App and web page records
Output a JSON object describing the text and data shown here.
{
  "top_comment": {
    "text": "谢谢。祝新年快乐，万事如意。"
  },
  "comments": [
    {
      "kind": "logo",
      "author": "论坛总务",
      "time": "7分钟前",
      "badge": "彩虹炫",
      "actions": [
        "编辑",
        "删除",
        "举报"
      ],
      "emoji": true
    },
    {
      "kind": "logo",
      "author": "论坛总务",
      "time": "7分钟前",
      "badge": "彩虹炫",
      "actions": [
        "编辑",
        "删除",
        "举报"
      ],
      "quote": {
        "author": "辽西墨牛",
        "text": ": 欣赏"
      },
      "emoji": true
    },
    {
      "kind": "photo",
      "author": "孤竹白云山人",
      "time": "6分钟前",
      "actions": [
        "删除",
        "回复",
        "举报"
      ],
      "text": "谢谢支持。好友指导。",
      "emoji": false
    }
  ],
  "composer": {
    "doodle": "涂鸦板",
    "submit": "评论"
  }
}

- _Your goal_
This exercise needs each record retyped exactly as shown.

- _Solution to the problem_
Output a JSON object describing the text and data shown here.
{
  "top_comment": {
    "text": "谢谢。祝新年快乐，万事如意。"
  },
  "comments": [
    {
      "kind": "logo",
      "author": "论坛总务",
      "time": "7分钟前",
      "badge": "彩虹炫",
      "actions": [
        "编辑",
        "删除",
        "举报"
      ],
      "emoji": true
    },
    {
      "kind": "logo",
      "author": "论坛总务",
      "time": "7分钟前",
      "badge": "彩虹炫",
      "actions": [
        "编辑",
        "删除",
        "举报"
      ],
      "quote": {
        "author": "辽西墨牛",
        "text": ": 欣赏"
      },
      "emoji": true
    },
    {
      "kind": "photo",
      "author": "孤竹白云山人",
      "time": "6分钟前",
      "actions": [
        "删除",
        "回复",
        "举报"
      ],
      "text": "谢谢支持。好友指导。",
      "emoji": false
    }
  ],
  "composer": {
    "doodle": "涂鸦板",
    "submit": "评论"
  }
}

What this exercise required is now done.